Vienna home to new AI geolocation research lab for ‘self-healing’ maps

15 Feb 2019

Image: © maria_savenko/

Nokia mapping spin-out Here has revealed it is backing a new AI geolocation research lab in Vienna to the tune of more than €25m.

While Google Maps may dominate the digital cartography space in the online world, there are a number of competitors making serious headway in this arena. Among them is the Netherlands-based Nokia spin-out Here, which is looking to use the latest artificial intelligence (AI) technology to develop its own Here WeGo map platform.

The company has announced that it is establishing a new Institute for Advanced Research in Artificial Intelligence (IARAI) in Vienna, Austria. It claims will be the world’s first global machine-learning (ML) research institute to use industrial-scale geolocation data.

Working independently of Here, the research lab will work with ML technology needed for mapping within autonomous vehicles, including locations awareness, optimised fleet management within cities and even ‘self-healing’ maps that can be altered in close to real time.

Over a five-year period, Here will provide the institute with more than €25m in financial assistance to support the IARAI’s development, including funding for the lab space and approximately 30 research positions.

The research lab will be led by two ML experts: Dr Sepp Hochreiter, an AI pioneer and inventor of the long short-term memory neural network framework, from Johannes Kepler University in Linz; and Dr David Kreil, a leader in data science from Boku University in Vienna.

“The IARAI is our gateway to build the next generation of location services, from self-healing maps to high-level automation, through leading-edge AI research,” said Peter Kürpick, the newly appointed CTO at Here.

“Here sits on unique data and mapping assets.
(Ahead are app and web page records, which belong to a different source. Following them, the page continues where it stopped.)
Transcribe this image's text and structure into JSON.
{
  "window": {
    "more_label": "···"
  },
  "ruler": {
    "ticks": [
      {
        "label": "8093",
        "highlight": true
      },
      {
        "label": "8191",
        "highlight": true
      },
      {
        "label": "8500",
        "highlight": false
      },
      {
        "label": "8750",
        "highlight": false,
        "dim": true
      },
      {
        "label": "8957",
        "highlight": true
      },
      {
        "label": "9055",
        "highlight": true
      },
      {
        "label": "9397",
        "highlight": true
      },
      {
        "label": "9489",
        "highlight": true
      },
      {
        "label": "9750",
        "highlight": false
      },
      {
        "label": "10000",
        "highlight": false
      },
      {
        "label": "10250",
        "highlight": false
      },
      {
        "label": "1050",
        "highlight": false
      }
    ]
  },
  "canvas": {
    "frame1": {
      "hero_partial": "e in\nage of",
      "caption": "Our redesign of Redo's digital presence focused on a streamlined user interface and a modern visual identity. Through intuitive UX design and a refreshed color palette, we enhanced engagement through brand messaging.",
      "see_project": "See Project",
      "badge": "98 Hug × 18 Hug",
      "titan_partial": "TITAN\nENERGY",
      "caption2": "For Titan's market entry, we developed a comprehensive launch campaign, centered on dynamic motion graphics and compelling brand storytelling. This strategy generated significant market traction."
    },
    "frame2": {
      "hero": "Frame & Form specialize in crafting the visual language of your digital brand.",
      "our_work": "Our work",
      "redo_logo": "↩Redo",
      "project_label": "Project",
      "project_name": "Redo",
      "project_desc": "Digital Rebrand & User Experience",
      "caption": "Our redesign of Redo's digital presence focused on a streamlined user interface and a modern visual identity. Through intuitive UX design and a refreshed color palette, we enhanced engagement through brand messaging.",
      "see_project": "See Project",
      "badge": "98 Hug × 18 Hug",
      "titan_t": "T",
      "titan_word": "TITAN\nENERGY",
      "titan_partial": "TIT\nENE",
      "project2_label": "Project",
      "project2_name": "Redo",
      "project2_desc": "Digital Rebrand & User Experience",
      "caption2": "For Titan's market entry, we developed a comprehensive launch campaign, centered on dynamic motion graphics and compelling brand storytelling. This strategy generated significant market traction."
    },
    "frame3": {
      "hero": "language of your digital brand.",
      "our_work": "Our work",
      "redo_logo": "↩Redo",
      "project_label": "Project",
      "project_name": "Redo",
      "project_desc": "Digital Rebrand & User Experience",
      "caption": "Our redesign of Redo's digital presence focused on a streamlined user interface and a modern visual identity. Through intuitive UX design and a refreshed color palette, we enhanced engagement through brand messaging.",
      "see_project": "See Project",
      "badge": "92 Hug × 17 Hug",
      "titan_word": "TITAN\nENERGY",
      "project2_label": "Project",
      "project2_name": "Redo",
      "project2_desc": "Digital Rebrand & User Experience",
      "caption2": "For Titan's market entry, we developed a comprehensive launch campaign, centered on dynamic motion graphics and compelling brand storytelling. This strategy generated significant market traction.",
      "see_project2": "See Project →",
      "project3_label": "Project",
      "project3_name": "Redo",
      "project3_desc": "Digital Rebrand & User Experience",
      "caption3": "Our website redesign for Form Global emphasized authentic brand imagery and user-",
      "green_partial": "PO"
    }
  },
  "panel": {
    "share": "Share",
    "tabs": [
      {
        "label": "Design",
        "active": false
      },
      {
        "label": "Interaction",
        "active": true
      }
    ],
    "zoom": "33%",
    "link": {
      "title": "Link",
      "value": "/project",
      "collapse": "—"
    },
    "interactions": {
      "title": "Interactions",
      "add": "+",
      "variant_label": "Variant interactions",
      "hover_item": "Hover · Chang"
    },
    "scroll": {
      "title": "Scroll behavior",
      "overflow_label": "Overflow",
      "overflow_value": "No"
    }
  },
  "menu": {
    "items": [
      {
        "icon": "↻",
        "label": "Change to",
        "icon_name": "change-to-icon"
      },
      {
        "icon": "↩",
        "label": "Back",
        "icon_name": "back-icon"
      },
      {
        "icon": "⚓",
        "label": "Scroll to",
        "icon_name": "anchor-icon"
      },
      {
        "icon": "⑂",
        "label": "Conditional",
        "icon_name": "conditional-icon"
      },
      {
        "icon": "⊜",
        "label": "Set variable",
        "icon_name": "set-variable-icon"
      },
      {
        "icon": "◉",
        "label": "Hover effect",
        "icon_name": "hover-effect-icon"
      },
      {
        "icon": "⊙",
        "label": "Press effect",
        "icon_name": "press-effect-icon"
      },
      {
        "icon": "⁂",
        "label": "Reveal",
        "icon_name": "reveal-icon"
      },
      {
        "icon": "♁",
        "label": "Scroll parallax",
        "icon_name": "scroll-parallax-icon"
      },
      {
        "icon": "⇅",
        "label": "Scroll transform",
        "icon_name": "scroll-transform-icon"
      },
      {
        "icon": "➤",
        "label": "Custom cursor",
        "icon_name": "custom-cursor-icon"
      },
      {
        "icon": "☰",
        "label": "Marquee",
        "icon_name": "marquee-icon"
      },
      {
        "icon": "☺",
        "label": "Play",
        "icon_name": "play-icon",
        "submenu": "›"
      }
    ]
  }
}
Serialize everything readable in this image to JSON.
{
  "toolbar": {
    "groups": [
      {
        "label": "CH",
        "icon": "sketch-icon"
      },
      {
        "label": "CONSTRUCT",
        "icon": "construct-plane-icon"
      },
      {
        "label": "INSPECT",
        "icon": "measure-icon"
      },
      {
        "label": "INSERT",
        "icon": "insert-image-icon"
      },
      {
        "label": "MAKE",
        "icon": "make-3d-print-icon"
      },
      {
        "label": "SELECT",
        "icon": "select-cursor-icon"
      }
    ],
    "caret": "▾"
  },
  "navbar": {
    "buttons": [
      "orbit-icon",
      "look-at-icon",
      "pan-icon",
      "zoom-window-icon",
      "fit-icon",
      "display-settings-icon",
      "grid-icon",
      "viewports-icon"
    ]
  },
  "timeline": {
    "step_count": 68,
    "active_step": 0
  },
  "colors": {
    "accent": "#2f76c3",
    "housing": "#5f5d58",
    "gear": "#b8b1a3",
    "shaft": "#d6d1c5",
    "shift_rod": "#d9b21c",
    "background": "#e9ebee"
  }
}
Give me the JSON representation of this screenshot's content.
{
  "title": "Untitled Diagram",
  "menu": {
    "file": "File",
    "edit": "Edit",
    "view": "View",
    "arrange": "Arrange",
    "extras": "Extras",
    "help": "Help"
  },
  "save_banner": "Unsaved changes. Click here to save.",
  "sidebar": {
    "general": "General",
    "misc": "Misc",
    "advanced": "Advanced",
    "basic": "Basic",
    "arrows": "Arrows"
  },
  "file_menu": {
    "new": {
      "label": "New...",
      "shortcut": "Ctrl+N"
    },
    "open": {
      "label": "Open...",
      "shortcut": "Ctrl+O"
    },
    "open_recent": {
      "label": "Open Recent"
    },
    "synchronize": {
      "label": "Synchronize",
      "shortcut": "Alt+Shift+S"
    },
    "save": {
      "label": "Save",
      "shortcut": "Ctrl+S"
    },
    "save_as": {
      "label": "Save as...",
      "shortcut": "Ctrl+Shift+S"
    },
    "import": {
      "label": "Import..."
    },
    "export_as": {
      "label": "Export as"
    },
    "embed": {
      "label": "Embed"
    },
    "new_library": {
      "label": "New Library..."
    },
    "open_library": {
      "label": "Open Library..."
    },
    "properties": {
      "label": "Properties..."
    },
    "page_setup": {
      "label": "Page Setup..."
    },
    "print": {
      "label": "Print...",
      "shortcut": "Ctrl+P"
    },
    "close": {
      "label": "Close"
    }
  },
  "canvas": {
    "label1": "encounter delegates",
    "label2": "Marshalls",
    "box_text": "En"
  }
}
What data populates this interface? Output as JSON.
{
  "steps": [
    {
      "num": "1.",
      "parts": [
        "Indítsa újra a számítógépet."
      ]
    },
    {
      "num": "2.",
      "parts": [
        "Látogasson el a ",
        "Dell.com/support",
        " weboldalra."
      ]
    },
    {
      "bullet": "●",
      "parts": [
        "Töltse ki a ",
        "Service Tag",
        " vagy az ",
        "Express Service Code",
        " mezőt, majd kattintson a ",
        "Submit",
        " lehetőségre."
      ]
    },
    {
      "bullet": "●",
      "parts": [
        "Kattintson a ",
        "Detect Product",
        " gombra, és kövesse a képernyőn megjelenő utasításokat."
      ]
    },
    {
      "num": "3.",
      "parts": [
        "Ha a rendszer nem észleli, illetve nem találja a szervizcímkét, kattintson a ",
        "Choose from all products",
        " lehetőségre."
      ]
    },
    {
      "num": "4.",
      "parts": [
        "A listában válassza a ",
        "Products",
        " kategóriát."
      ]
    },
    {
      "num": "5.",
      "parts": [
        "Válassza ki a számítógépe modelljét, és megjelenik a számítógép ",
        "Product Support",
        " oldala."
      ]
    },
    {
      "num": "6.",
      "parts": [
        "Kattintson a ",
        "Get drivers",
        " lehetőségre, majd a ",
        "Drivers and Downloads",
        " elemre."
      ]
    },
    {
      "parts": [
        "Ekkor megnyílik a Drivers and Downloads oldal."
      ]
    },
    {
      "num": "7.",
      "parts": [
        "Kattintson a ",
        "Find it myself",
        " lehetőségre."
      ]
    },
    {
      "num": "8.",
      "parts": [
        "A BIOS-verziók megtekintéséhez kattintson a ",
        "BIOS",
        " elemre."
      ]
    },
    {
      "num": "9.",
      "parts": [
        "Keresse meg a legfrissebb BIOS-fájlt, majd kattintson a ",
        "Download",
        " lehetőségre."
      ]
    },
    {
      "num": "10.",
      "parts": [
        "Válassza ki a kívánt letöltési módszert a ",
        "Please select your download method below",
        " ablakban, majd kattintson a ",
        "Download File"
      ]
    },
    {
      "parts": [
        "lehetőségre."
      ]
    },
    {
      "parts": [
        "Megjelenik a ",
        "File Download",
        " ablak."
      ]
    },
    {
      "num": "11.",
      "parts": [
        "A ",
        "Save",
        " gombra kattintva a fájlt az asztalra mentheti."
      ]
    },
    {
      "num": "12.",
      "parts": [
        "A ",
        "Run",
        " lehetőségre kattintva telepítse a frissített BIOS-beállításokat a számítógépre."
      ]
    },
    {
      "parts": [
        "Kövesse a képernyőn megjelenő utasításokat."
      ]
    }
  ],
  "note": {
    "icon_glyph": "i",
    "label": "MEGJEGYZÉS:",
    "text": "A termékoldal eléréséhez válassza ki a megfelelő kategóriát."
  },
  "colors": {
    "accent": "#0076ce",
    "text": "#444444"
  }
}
By focusing on deep learning and the large-scale testing of that data, the institute will expand our understanding of how location can be represented through neural networks, the core components that will fuel these next-level location services.”

This isn’t the first time that AI has been used for cartography. Last year, scientists from MIT detailed a recent AI that can observe satellite imagery of urban areas and create detailed maps by determining where unmapped roads are.

Colm Gorey was a senior journalist with Silicon Republic